WHAT TO DO> The lines to return are those below that contain the word "this".

[Interface dataset entries]
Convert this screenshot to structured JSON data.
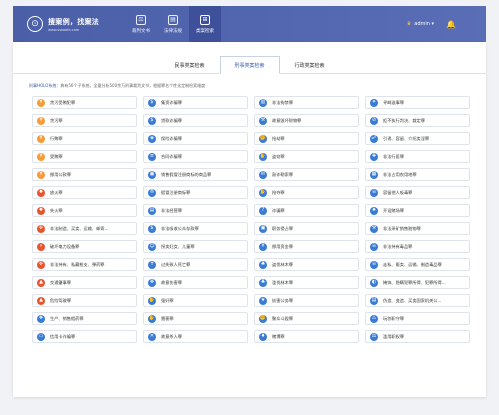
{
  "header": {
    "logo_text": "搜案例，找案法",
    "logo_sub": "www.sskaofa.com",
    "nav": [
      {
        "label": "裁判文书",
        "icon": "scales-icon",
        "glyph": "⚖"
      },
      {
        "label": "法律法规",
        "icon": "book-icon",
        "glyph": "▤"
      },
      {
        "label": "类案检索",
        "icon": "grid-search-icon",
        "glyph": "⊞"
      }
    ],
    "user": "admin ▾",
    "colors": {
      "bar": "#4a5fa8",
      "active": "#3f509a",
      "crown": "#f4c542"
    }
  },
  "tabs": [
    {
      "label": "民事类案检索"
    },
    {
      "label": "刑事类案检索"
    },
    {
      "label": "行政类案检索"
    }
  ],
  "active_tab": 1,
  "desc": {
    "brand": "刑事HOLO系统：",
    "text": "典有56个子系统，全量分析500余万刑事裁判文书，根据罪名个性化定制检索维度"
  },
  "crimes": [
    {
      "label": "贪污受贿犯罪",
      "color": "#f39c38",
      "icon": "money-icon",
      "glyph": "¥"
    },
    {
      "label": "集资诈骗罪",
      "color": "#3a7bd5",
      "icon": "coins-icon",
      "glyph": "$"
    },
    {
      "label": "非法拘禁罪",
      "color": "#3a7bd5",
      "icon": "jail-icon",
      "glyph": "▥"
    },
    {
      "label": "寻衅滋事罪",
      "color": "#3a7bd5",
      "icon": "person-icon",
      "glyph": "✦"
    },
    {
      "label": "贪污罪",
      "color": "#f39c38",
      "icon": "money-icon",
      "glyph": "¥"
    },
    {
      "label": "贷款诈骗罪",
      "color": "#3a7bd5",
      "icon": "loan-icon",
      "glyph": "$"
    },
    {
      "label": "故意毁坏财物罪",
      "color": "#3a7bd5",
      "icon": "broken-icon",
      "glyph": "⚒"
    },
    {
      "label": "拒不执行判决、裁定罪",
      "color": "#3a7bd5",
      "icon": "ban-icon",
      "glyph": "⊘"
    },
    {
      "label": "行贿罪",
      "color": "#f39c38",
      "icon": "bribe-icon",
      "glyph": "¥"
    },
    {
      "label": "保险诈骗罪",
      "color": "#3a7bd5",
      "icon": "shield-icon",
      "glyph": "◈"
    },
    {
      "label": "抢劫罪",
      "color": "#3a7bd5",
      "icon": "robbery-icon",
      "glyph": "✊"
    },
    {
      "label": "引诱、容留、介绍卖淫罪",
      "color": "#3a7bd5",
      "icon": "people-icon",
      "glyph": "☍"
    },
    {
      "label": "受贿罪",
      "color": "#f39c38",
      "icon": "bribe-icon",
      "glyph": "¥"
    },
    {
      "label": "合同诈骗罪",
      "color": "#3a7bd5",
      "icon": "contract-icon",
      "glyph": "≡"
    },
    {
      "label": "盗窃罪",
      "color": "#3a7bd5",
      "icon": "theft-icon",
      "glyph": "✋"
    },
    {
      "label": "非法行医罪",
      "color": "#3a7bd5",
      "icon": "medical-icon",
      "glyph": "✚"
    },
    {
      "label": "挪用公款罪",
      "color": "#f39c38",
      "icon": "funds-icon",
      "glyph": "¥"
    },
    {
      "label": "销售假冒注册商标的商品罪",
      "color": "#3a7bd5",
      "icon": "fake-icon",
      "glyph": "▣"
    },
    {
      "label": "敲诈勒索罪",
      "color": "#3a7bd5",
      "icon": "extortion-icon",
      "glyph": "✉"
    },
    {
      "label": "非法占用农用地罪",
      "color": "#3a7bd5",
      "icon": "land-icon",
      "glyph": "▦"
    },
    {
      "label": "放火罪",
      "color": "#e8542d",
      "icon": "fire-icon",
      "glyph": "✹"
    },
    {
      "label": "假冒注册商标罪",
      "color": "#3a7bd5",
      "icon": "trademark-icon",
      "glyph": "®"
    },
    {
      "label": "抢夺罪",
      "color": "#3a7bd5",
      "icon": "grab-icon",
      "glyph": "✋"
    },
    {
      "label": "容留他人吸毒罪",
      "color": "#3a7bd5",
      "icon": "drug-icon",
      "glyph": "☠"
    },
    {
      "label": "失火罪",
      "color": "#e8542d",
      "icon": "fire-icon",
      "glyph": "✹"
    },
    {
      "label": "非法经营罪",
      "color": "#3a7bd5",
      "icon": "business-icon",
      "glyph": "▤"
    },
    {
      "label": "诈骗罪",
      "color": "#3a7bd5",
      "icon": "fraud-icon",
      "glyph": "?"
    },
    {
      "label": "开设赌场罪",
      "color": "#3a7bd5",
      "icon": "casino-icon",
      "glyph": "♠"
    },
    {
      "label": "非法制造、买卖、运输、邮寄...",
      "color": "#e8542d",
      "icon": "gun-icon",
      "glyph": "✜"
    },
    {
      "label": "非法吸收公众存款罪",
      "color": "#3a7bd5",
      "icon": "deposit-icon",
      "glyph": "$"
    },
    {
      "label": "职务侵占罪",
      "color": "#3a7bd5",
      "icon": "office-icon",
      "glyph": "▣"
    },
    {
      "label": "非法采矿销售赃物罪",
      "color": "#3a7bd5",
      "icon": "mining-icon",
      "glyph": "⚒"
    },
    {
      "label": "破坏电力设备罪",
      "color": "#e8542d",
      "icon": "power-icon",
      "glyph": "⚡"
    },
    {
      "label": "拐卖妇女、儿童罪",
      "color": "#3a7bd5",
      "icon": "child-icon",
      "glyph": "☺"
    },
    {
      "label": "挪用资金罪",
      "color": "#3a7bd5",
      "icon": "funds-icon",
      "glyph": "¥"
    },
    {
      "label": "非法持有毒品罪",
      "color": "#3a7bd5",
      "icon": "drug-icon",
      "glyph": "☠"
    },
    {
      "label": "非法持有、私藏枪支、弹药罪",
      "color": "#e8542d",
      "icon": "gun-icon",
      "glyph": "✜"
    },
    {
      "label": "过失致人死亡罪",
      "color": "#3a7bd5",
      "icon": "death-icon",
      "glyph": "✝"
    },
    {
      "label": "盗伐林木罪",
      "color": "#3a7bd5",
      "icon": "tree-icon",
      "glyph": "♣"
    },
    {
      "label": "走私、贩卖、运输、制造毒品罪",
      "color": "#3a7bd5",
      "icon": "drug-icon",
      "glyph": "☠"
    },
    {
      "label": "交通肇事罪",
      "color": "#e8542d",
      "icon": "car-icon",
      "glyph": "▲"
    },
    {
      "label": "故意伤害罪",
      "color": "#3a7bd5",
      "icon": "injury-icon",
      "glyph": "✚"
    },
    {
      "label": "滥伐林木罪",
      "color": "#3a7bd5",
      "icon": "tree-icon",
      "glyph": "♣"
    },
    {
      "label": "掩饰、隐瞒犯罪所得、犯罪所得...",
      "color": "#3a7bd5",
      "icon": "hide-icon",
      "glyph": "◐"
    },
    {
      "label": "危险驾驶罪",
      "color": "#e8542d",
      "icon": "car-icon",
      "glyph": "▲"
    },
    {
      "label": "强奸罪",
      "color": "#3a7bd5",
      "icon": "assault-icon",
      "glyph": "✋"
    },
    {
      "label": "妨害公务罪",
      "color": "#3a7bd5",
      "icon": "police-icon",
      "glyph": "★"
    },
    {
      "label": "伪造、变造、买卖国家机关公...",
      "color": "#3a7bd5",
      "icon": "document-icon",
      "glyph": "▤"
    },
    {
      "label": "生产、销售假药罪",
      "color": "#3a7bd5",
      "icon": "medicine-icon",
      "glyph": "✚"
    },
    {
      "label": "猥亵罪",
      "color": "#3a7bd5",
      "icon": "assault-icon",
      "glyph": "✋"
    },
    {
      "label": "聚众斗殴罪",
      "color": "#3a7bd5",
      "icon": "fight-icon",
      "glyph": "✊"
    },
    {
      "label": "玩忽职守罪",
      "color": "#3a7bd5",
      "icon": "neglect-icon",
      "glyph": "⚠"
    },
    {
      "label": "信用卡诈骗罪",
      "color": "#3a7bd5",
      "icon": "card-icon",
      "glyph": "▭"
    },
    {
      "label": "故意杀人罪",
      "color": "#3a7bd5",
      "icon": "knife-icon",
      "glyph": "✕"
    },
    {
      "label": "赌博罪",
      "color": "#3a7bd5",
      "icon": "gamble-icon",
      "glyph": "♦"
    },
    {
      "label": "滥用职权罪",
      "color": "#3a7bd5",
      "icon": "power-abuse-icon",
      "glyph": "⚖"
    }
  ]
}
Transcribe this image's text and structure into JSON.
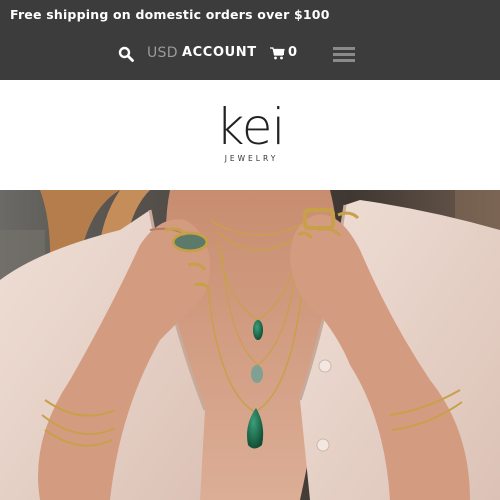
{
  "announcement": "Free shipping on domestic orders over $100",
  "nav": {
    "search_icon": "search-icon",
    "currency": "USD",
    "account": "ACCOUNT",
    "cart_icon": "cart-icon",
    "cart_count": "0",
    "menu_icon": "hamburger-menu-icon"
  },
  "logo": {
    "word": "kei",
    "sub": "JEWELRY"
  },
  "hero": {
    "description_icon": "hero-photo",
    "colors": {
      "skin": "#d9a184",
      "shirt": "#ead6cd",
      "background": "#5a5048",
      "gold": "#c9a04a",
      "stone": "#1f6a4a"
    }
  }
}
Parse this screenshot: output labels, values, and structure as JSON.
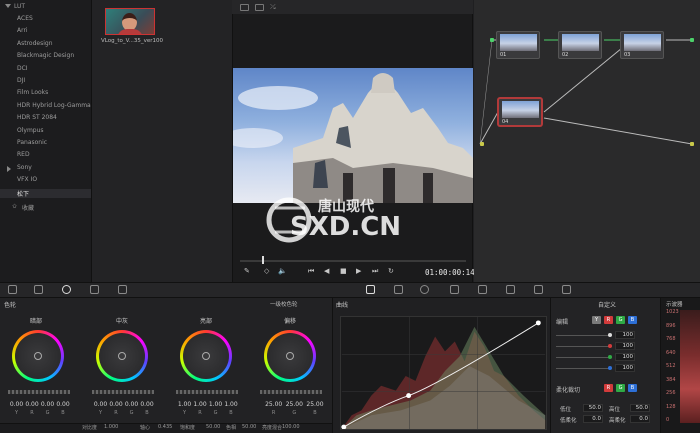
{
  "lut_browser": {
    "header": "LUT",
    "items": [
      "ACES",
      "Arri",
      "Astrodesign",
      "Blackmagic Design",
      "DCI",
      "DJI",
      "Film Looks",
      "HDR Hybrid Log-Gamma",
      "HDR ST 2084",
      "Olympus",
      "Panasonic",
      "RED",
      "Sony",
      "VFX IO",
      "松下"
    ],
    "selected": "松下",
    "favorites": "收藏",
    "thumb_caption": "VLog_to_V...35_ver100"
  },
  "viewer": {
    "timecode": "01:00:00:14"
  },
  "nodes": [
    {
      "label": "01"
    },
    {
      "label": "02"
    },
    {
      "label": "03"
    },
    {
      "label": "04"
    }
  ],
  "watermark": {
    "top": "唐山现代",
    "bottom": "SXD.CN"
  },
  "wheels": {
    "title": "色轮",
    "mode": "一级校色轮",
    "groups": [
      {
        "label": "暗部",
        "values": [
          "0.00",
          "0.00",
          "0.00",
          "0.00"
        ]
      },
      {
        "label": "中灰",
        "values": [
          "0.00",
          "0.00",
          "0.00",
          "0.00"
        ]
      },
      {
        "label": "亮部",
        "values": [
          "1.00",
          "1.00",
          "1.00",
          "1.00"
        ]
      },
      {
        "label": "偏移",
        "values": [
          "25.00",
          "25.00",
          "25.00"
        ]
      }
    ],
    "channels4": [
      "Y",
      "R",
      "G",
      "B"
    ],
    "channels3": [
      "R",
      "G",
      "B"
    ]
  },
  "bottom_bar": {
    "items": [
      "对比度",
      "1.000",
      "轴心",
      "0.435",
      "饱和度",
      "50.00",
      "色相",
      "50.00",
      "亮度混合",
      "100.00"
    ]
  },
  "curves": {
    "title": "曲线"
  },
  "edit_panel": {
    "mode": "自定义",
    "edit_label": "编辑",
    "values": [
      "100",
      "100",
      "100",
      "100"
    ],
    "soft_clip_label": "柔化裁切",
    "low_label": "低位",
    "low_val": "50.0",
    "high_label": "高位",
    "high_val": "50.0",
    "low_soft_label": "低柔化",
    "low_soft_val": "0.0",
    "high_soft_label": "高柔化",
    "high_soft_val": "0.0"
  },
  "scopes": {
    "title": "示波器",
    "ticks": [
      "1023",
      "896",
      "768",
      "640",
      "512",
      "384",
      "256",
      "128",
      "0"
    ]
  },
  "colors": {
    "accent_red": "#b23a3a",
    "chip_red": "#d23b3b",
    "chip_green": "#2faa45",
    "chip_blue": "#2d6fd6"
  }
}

THE ANSWER>
Convert this screenshot to structured JSON data.
Transcribe this image's text and structure into JSON.
Parse this screenshot: output labels, values, and structure as JSON.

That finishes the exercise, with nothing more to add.